Winner: John Llewwllyn Rhys Prize for Fiction, 1987
Original Publication: 1987
Genre: Fiction (Historical), Magical Realism
#214 on “1,001 Books to Read Before You Die”
I’m telling you stories. Trust me…
It is nearly a misnomer to classify Jeanette Winterson’s novels as historical fiction. The settings of her novels, while interesting, rarely seem to matter. It seems that she simply chooses a setting and time period, and then weaves the tale she wants to tell into that setting. The setting in this case is France, Russia, and Venice during the Napoleonic Wars. As is usual for Winterson’s stories, the everyday, verifiable ordinary clashes with the magical and surreal. We begin with our hero Henri, a young Frenchman sent to fight. Henri becomes a neck-wringer, one of the several men tasked with keeping The Emperor well supplied with the chicken dishes he insists upon several times per day. Henri struggles between hero-worship of Napoleon and the horrors of war.

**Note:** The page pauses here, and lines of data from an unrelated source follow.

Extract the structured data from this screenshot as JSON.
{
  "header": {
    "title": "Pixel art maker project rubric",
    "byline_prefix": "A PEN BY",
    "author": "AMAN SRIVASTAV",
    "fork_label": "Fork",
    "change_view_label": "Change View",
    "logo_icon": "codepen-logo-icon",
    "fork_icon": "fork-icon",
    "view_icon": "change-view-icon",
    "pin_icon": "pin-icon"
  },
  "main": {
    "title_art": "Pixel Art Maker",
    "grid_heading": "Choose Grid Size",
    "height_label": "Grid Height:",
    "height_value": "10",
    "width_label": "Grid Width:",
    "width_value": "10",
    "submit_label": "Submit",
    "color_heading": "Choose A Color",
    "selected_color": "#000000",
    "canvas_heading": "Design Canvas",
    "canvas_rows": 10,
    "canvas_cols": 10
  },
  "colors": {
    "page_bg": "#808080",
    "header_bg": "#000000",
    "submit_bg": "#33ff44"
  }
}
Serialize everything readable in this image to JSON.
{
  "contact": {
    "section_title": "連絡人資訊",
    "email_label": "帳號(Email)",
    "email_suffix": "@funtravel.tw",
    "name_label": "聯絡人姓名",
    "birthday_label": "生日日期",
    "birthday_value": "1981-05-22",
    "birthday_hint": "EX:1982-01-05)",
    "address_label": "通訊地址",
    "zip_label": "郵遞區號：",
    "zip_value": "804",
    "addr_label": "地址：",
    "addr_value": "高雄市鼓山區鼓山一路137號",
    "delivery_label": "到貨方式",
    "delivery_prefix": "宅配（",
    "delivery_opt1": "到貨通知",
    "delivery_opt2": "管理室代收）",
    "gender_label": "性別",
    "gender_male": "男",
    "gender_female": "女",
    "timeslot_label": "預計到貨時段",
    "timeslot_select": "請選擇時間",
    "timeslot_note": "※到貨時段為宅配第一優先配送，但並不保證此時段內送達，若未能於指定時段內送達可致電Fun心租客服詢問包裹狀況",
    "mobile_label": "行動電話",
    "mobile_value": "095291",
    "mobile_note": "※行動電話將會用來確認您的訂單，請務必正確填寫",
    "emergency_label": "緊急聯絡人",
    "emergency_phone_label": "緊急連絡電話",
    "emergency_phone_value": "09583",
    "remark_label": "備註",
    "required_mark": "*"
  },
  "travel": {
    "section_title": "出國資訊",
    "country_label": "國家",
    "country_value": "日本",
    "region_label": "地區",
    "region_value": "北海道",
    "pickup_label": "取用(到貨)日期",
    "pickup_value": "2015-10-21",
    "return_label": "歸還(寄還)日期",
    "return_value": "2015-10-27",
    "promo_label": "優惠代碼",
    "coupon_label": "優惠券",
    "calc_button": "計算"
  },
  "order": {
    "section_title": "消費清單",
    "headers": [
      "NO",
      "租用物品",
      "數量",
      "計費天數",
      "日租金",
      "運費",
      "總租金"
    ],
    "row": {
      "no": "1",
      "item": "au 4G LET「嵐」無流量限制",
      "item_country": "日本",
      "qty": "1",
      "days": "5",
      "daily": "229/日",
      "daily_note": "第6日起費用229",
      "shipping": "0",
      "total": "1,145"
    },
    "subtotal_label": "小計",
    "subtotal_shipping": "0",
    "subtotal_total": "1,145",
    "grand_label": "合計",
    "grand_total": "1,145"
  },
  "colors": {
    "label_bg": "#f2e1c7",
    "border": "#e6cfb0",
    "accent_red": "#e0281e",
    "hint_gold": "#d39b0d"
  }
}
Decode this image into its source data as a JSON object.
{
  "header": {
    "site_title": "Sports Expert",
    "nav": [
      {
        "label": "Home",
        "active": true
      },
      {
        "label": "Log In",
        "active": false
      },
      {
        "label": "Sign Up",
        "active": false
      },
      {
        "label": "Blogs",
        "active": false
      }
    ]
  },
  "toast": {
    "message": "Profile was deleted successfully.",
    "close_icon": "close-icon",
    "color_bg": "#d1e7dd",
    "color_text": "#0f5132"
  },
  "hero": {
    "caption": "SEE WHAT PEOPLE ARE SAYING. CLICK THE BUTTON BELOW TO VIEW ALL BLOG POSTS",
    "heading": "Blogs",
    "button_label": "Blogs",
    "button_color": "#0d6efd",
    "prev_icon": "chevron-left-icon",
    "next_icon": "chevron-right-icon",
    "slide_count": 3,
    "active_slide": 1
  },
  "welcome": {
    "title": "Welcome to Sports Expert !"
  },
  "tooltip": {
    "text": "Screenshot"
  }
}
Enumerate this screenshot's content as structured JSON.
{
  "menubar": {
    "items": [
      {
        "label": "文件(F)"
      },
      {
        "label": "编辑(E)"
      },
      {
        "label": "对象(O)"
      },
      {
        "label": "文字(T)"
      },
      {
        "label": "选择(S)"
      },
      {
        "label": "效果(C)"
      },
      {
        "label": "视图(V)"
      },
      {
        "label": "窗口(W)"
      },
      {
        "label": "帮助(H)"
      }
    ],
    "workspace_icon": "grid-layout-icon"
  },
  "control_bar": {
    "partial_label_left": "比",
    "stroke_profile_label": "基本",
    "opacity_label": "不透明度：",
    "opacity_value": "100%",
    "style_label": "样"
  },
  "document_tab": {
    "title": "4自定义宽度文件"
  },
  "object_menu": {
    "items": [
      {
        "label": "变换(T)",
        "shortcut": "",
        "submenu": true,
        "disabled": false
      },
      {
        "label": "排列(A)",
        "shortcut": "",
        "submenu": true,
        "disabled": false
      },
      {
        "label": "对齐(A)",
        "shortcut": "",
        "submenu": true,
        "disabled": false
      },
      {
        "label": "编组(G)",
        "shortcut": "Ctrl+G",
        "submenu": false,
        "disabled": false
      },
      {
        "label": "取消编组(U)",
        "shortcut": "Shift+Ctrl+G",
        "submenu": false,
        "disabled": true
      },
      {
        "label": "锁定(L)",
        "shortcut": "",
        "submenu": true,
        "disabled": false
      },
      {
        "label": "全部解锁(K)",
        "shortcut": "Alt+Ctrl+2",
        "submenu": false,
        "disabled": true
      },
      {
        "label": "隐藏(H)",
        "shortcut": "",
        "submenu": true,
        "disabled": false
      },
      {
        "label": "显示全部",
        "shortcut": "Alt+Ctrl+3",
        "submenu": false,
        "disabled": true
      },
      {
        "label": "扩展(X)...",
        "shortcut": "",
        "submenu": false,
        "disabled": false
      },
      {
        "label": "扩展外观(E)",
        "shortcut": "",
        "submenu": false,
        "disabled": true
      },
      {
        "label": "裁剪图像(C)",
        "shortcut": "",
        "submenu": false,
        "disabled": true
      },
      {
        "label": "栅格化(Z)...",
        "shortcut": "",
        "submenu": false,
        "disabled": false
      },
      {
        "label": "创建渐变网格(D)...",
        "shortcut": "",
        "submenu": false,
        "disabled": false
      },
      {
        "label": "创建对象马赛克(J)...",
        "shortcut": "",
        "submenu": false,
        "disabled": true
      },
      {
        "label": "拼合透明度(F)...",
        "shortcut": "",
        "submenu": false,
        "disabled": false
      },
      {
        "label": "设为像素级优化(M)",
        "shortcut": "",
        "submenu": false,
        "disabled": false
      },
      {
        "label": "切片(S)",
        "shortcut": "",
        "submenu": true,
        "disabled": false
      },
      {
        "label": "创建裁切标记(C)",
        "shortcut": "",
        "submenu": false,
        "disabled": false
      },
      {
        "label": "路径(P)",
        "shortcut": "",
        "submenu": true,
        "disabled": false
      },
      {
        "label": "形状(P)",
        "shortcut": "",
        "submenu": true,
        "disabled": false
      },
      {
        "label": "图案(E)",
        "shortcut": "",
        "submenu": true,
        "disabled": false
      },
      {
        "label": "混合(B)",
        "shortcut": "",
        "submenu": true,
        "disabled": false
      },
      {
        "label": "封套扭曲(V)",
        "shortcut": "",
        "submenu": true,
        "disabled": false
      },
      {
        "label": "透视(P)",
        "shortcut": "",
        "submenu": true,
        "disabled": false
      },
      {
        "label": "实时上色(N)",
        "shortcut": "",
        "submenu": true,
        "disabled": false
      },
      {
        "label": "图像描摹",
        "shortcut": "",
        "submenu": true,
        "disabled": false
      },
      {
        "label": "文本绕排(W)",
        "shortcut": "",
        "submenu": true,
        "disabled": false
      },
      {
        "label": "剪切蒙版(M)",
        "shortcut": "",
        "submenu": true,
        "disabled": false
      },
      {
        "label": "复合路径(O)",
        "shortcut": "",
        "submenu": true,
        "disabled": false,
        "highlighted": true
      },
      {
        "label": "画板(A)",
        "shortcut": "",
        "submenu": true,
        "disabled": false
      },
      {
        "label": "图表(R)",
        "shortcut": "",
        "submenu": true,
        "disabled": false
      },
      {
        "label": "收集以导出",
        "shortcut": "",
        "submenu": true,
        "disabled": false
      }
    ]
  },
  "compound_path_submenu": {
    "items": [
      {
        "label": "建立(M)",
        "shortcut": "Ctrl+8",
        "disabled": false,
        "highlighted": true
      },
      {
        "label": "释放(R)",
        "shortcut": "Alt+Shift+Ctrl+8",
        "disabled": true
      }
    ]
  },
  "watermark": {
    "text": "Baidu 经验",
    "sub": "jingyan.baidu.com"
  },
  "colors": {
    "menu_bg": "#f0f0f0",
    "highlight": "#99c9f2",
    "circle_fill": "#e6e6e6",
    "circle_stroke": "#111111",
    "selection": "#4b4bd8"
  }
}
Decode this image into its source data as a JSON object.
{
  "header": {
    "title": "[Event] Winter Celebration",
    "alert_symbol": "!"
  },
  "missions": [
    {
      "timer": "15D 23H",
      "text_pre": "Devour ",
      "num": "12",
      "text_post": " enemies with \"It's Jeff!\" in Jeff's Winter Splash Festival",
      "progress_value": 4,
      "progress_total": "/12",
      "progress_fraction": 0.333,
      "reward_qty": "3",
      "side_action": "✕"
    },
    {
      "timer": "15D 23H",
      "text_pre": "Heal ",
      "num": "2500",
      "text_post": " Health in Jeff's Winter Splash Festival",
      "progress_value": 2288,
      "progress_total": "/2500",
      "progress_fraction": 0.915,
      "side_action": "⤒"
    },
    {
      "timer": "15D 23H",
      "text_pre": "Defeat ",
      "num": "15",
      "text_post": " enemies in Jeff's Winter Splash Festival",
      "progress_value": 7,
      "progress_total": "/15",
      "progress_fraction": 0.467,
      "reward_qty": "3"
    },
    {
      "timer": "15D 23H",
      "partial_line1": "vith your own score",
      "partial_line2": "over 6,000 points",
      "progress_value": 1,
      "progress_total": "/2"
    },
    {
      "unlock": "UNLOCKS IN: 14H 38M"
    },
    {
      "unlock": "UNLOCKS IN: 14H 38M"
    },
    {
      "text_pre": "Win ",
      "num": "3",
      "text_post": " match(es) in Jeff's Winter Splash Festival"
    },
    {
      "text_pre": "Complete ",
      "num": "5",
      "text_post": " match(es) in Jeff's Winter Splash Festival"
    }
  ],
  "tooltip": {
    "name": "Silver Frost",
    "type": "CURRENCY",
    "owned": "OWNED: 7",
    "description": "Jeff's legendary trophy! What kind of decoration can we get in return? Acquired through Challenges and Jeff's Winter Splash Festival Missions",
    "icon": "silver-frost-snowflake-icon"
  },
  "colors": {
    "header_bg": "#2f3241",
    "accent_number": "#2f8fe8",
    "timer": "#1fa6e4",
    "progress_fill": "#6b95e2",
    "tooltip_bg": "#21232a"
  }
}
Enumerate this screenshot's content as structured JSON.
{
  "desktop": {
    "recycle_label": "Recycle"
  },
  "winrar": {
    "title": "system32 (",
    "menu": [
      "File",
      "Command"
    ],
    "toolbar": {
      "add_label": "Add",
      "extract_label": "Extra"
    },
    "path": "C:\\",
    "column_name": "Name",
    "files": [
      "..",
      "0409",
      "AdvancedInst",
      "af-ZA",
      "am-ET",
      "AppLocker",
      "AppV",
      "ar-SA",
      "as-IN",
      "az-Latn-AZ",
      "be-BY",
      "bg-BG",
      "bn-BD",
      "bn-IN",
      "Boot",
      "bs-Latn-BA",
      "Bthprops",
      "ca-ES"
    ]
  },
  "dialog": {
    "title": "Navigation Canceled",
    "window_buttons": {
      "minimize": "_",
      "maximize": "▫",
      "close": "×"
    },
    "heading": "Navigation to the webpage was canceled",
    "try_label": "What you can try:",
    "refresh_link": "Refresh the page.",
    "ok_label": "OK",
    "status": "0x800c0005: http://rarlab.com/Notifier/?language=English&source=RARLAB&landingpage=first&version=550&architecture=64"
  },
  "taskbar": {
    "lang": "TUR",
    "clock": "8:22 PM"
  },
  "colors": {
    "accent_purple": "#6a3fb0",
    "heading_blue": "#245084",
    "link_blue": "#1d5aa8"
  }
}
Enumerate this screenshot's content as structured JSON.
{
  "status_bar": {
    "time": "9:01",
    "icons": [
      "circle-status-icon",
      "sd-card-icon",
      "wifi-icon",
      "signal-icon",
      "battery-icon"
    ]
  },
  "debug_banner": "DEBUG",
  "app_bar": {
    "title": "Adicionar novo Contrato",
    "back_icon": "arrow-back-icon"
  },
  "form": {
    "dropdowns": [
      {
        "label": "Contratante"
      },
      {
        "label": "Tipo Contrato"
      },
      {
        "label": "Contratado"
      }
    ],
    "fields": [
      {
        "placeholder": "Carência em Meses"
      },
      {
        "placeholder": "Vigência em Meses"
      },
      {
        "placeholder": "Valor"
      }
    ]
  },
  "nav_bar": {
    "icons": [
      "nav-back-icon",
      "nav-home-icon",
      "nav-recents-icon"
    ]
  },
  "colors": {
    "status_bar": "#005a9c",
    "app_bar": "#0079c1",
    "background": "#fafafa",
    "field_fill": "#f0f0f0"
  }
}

Next, we meet Villanelle, the cross-dressing daughter of a boatsman. Villanelle is web-footed, can walk on water, and knows her way around the secret places of Venice like the back of her hand. Villanelle works in a gambling casino dressed as a boy, which enables her to meet a wide variety of characters. She has an ill-fated affair with a prominent married woman who steals her heart and keeps it in a jar. Henri and Villanelle meet in Russia and, exhausted with their respective lives, decide to run away together along with Henri’s friend Patrick. Henri falls instantly in love with Villanelle, which complicates their relationship. The three begin the two-thousand mile trek back to Villanelle’s home in Venice.
I hesitate to go into further detail about the plot or the end, lest too much be given away. Each character has a special power, and the supernatural and magical are woven together throughout the story. Despite the setting, the story is less about war than it is about unrequited love. Every character gets loved, but no character gets loved in the way that they wish they were. Once lost, whether literally or figuratively, one’s heart can never really be theirs again.
Fun Fact: It is stated on the author’s website that Miramax has bought the rights to the film version of The Passion, and Gwyneth Paltrow and Juliette Binoche are signed. No further information seems to be available at this time.
Bother if: If you’re a fan of cleverly written magical realism, this story might really appeal to you. Winterson’s writing is always a treat regardless of the story – it’s lyrical and nearly poetry by itself, and is intensely quotable:
“What is more humiliating than finding the object of your love unworthy?”
“She had made him possible. In that sense she was his god. Like God, she was neglected.”
“Love, they say, enslaves and passion is a demon and many have been lost for love. I know this is true, but I know too that without love we grope in the tunnels of our lives and never see the sun.”
Whether I adored the story or not – and I did not – Winterson’s writing always makes me catch my breath. For a lover of words, her writing alone makes the novel worthy of reading.
Don’t bother if: The story is told in four parts – The Emperor (Henri), The Queen of Spades (Villanelle), The Zero Winter, and The Rock (both Henri & Villanelle.) Some people dislike shifting narrative voices. Many have held The Passion up to be Winterson’s best work, to which she replied “read them all.” To date, I have read two, and this was my least favorite of those (see Sexing the Cherry.) I did not find anything particularly offensive about this book. I did find it easy to put down, despite it being a short read and liking it well enough. There is some mild sex and violence. Newcomers to the author may wish to start elsewhere – and I do recommend giving Winterson a chance. The story is an escape from reality and very much a supernatural fairy tale. Non-fans of the genre needn’t bother with this novel at all, although I felt that Sexing the Cherry was a terrific read regardless of one’s literary proclivities.